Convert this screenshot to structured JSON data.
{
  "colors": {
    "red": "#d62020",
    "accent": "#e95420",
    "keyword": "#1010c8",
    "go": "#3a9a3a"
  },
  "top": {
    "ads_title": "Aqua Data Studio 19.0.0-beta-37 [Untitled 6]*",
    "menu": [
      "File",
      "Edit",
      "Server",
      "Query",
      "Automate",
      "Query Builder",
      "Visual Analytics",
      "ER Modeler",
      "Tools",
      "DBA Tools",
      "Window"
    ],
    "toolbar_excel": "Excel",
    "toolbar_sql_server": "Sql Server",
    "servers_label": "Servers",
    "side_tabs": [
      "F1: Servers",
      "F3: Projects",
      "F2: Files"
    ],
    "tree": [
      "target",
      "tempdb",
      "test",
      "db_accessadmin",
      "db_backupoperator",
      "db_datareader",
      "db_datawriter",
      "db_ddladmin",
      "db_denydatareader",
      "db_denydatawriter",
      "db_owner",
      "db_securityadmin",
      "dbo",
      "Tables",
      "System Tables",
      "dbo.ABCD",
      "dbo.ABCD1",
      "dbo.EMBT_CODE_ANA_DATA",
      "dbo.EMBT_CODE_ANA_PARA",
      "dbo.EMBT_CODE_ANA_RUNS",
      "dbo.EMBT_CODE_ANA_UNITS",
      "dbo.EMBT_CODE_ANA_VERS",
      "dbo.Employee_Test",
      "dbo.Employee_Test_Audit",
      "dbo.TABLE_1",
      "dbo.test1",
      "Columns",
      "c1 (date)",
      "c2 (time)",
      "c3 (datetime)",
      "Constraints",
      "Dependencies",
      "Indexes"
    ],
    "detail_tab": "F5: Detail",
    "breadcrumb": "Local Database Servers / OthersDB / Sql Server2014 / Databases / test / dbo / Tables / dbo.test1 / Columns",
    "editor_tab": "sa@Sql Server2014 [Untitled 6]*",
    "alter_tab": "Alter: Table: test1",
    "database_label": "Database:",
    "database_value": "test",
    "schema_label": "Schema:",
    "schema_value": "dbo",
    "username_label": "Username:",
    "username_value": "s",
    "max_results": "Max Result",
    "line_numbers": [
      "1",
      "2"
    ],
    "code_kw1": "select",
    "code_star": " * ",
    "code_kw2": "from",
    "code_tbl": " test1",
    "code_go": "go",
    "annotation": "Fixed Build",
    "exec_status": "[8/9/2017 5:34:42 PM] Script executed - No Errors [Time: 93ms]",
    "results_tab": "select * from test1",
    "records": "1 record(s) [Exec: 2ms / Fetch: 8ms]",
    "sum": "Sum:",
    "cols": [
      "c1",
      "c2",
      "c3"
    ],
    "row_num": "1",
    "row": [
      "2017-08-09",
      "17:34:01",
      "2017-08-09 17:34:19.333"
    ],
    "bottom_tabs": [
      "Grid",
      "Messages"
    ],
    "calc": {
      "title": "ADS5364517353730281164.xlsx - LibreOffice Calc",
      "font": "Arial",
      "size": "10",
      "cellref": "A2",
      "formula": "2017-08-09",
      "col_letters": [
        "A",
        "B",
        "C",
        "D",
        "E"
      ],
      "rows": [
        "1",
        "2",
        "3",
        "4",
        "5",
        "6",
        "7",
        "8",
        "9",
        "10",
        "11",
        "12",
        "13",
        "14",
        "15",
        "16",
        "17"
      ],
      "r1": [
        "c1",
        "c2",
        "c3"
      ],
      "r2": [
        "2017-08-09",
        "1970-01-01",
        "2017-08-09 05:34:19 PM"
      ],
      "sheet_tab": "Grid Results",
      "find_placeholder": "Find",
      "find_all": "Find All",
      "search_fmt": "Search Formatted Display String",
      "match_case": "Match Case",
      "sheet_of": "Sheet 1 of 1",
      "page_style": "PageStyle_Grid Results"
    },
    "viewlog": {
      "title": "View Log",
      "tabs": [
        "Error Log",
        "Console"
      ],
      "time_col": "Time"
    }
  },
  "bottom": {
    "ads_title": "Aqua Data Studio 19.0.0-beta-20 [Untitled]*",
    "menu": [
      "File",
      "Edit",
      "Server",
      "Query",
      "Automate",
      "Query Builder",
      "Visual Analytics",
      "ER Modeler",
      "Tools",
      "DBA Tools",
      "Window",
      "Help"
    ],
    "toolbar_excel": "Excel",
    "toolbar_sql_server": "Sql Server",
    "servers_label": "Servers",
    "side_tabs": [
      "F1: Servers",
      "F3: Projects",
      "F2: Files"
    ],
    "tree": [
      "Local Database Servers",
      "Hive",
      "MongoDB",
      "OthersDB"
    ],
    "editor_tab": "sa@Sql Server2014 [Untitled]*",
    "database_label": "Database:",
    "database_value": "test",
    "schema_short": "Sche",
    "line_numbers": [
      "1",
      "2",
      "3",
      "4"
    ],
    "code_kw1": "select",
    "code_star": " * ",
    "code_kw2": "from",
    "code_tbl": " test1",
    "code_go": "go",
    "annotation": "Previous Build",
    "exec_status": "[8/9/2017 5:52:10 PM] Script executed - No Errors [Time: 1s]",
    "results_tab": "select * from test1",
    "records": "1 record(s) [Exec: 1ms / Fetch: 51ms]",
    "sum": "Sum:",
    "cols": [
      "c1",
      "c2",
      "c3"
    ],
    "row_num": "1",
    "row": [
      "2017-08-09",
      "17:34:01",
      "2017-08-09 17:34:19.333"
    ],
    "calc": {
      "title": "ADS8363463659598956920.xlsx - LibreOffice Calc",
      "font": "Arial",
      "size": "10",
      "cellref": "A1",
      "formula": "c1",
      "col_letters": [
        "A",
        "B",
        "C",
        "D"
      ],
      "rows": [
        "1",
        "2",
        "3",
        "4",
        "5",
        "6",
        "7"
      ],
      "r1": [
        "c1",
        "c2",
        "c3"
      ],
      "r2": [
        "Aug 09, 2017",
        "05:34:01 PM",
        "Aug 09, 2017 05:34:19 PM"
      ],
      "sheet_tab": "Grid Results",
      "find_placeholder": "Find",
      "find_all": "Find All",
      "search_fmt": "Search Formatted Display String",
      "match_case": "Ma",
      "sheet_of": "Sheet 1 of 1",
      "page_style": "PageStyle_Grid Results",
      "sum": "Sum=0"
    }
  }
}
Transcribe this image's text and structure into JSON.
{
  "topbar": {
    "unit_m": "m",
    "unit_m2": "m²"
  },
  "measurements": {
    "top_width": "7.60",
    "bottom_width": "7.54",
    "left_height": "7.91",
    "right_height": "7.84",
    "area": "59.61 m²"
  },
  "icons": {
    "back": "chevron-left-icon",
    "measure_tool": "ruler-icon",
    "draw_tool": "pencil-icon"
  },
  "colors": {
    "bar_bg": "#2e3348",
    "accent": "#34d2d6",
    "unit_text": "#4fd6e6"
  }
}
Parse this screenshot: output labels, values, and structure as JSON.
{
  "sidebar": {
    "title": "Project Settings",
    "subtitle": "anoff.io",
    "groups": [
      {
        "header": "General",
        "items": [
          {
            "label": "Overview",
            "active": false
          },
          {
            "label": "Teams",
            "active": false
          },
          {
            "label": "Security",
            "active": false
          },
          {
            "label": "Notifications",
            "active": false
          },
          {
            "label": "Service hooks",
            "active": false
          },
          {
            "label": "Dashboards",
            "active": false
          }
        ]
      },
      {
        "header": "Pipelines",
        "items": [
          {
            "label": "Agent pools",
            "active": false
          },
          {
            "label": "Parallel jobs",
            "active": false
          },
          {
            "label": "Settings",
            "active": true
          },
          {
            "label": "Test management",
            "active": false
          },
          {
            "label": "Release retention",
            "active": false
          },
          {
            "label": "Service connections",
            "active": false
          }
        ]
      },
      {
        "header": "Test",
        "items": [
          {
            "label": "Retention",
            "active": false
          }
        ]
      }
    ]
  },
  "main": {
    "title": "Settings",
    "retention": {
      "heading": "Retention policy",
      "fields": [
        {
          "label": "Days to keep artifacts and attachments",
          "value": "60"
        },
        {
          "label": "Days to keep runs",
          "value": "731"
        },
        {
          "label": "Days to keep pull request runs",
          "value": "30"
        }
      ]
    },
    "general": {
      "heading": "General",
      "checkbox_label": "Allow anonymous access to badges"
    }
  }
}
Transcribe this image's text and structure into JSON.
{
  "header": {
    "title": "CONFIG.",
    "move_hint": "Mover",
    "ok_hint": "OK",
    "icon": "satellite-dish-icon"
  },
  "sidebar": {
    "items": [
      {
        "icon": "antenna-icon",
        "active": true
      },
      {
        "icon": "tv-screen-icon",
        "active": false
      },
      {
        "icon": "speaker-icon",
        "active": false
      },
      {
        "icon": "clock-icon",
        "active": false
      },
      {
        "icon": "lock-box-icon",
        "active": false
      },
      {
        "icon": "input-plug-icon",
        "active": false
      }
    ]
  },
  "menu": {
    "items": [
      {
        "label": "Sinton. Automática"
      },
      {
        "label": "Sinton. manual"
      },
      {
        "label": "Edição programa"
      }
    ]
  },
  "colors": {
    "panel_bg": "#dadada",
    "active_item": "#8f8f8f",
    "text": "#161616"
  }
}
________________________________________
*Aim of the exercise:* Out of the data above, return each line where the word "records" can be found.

*Reply to the exercise:*
    "records": "1 record(s) [Exec: 2ms / Fetch: 8ms]",
    "records": "1 record(s) [Exec: 1ms / Fetch: 51ms]",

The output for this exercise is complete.